    This will take ages to upload - the 40GiB took approx 45 minutes on an m3.medium. After that, Amazon will boot the instance behind the scenes, install EC2Config and the Citrix PV SCSI and Network drivers.

    This takes approximately 15 minutes. That brings the minimum achievable 'Recovery Time Objective' to no less than one hour, which is a bit sucky.

    Instance i-760d4437 (mentioned in the output from ec2-import-instance) will be ready to start - you did remember to open port 3389 in the Windows host firewall, didn't you? ;)

    All comments welcome - this is a Proof of Concept piece of work and while it works, you'll want to add a wrapper for monitoring, reporting, alerting and configuration.

    Code reference

    Here's a patch of the changes I made the VMware's vixDiskLibSample application.
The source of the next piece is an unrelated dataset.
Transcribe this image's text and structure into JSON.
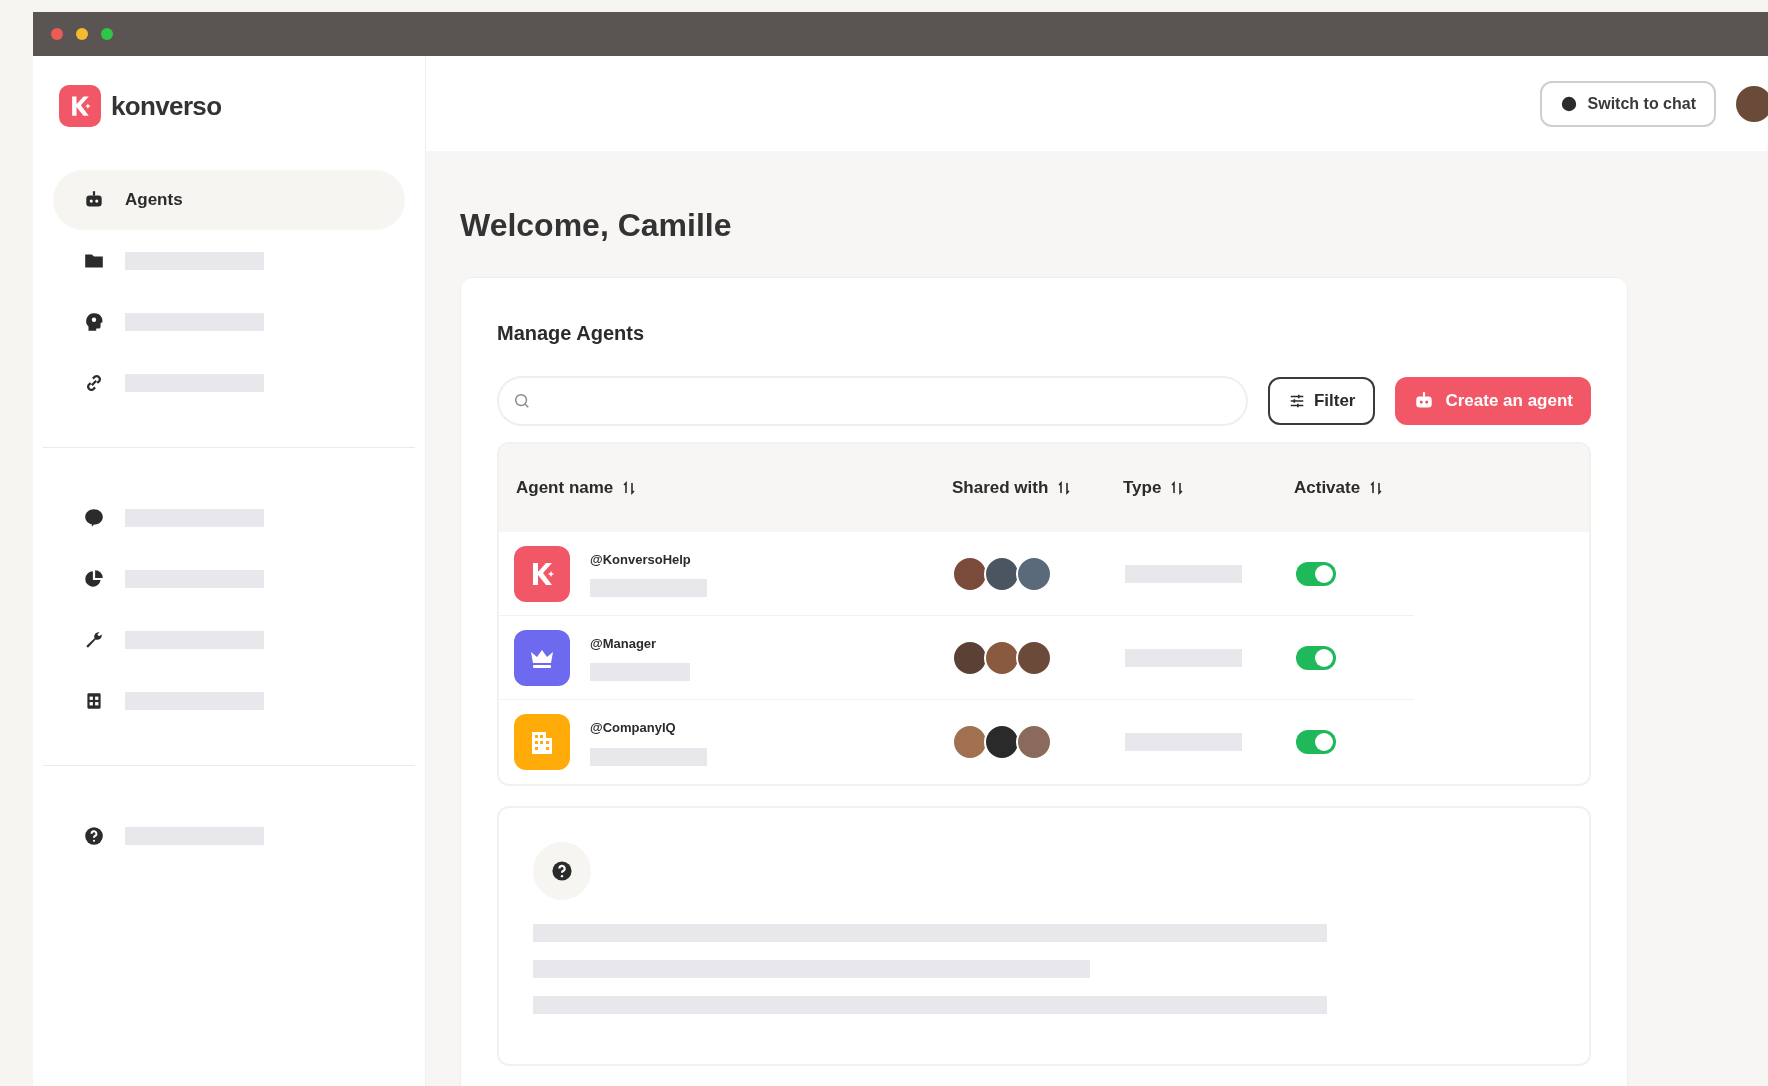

I am not a C++ programmer!

     --- vixDiskLibSample.cpp.orig  2014-02-08 01:45:58.289800491 +0000  
     +++ vixDiskLibSample.cpp    2014-02-08 16:04:53.599361218 +0000  
     @@ -17,6 +17,7 @@  
      #include <sys/time.h>  
     +#include <fstream>  
      #include <time.h>  
      #include <stdio.h>  
      #include <stdlib.h>  
     @@ -1300,19 +1301,37 @@  
        VixDisk disk(appGlobals.connection, appGlobals.diskPath, appGlobals.openFlags);  
     -  uint8 buf[VIXDISKLIB_SECTOR_SIZE];  
     +  uint8 buf[65536];  
        VixDiskLibSectorType i;  
     +  std::ifstream infile("thefile.txt");  
     -  for (i = 0; i < appGlobals.numSectors; i++) {  
     -    VixError vixError = VixDiskLib_Read(disk.Handle(),  
     -                      appGlobals.startSector + i,  
     -                      1, buf);  
     -    CHECK_AND_THROW(vixError);  
     -    DumpBytes(buf, sizeof buf, 16);  
     +  using namespace std;  
     +  long long a, b;  
     +  while (infile >> a >> b)  
     +  {  
     +    appGlobals.startSector = a / 512;  
     +    appGlobals.numSectors = b / 65536;  
     +    char outfilename[40];  
     +    int n;  
     +    n=sprintf (outfilename, "delta/%llu", a);  
     +    std::ofstream outputBufferHere(outfilename, std::ios::binary|std::ios::out);  
     +    for (i = 0; i < appGlobals.numSectors; i++) {  
     +      VixError vixError = VixDiskLib_Read(disk.Handle(),  
     +                      appGlobals.startSector + (i * 128),  
     +                      128, buf);  
     +      CHECK_AND_THROW(vixError);  
     +//      DumpBytes(buf, sizeof buf, 16);  
     +      outputBufferHere.write((const char*)buf, 65536);  
     +    }  
     +    outputBufferHere.close();  
     +  infile.close();